_WHAT YOU SHOULD DO:_
Pick each line containing "улица" out of the records.

┌────────

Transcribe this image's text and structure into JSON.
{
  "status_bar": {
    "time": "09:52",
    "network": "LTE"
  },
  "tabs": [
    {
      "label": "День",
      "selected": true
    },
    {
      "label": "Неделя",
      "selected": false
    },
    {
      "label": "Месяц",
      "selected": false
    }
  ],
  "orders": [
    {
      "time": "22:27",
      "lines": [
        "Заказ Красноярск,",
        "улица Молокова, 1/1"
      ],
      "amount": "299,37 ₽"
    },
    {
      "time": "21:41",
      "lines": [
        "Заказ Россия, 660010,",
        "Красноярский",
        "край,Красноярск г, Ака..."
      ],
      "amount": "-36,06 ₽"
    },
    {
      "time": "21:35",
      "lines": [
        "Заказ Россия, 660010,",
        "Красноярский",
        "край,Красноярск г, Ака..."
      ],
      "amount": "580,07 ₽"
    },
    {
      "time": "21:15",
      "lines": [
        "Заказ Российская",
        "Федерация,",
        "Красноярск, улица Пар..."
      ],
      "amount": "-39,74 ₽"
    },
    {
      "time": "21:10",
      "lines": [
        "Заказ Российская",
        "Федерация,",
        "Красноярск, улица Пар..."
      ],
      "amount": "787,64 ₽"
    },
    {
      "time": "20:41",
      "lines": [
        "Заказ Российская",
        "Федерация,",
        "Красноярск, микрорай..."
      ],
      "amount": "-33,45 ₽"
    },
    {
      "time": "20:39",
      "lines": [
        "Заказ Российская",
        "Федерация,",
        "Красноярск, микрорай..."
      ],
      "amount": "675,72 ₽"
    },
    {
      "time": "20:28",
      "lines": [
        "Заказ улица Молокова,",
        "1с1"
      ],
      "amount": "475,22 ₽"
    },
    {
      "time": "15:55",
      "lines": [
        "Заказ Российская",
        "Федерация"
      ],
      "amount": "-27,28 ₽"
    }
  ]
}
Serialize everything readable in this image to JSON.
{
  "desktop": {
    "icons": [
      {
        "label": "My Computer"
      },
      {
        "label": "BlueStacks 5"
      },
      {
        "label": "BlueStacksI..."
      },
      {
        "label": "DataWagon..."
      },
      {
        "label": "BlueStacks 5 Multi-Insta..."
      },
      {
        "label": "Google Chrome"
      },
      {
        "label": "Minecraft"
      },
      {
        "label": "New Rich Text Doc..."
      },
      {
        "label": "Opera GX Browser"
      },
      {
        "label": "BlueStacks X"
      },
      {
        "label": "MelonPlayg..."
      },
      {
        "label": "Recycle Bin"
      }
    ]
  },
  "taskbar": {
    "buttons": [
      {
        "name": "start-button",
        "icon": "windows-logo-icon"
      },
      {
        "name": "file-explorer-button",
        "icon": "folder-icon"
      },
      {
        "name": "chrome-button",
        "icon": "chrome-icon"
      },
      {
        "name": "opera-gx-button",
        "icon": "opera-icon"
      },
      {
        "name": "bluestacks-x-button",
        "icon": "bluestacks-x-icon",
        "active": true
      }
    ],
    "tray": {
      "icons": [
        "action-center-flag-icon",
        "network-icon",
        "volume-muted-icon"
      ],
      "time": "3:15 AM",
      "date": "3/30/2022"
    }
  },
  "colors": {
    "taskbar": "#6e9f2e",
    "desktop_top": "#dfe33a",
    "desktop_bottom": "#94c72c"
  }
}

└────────

_RESPONSE TO THE EXERCISE:_
        "улица Молокова, 1/1"
        "Красноярск, улица Пар..."
        "Красноярск, улица Пар..."
        "Заказ улица Молокова,",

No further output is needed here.